It’s easy to start doing this when you are in high school, but even after you graduate, you can always return to your alma mater. Most of these jobs are incredibly easy, especially if you are shooting footage for a coach. A coach just wants a wide shot of the field, that way they can analyze every player during each play. All you have to do is follow the ball.
Tips on How to Become a Videographer
There’s no one way to becoming a videographer. Many successful videographers have unique stories on how they followed similar steps differently before they got their big breaks.
Depending on where you are in your journey to becoming a professional videographer, you can start off with any of these tips and simply turn to your burning passion for videography to guide you to success.
The usual first step to becoming a videographer is knowing how to operate a video camera properly. As a very lucrative career, videography obviously requires a whole lot of skill and technical knowledge that goes way beyond merely pressing the record button.You can start your education way before college, as many middle schools already offer basic classes in film, art, broadcasting, journalism, and other subjects that are related to videography. Your school might even have a news program or audio-visual club that you can join to help you learn and practice your skills.
Get a good video camera
As a beginner, you may find the DSLR or mirrorless camera to be easier to use than camcorders for your videography training. After attending several workshops, you will have probably gotten a good idea of the type of cinema camera that you prefer to work with.
Earn a related college degree
When you start applying for a videographer job, agencies and filmmaking companies will usually want to be assured of your education with a college degree that’s related to film or broadcasting. Fortunately, there are a handful of bachelor degrees that will provide you with valuable experiences and technical skills required in the field, such as the following:
- Video editing
- Film theory
Find a mentor
During your internships, find a mentor (fellow videographer or professional cinematographer) and cultivate friendships. Aside from gaining valuable knowledge from someone who’s currently in the industry, this person can be a source of inspiration. Even if you’ve already found yourself a mentor early on, having more than one can be very beneficial for your career.

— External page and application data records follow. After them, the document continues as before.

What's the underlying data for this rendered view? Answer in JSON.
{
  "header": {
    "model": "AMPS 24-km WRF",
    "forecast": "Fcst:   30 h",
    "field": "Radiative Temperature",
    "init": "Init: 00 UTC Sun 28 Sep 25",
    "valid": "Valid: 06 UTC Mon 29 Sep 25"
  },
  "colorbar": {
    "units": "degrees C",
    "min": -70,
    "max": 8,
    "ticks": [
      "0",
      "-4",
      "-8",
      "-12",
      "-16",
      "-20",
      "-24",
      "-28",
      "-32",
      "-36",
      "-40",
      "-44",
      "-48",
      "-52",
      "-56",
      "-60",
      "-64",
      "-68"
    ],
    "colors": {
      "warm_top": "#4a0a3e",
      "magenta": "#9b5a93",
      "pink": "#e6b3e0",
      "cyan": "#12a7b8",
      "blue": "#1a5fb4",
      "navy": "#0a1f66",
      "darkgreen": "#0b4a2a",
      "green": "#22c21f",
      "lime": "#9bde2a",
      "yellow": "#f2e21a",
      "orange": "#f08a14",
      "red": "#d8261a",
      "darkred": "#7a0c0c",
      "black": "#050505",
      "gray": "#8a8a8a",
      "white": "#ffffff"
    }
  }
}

If possible, assist your mentor in some of their projects. Observe how they work, how they plan and execute their shots, and how they address problems that arise. Apprenticeship opens up the possibility of working as a second-shooter or getting referrals for job opportunities later on.
3 MINUTE VIDEO COST
So, exactly, “How Much Does a 3 Minute Video Cost?” It’s hard to say but a good rule of thumb is to estimate $1500 to $10,000 per finished minute for an average production. If you average this rate out, it is safe to assume a rate of about $3,000 to $5000 on average per finished minute of video. Therefore, a 3 minute video will cost about $9,000 to $15,000. But remember, the cost will differ greatly based on each element listed above. Keep in mind, that the return that you receive on your video when properly produced will be far greater than the investment itself!
Video cost includes a breakdown of the three main steps of production: pre-production, production, and post-production. You can’t skimp on any of these as doing so would result in a lesser quality film. Therefore, when considering a video for your business, website, or project, be sure to choose a professional production team to support your creative vision.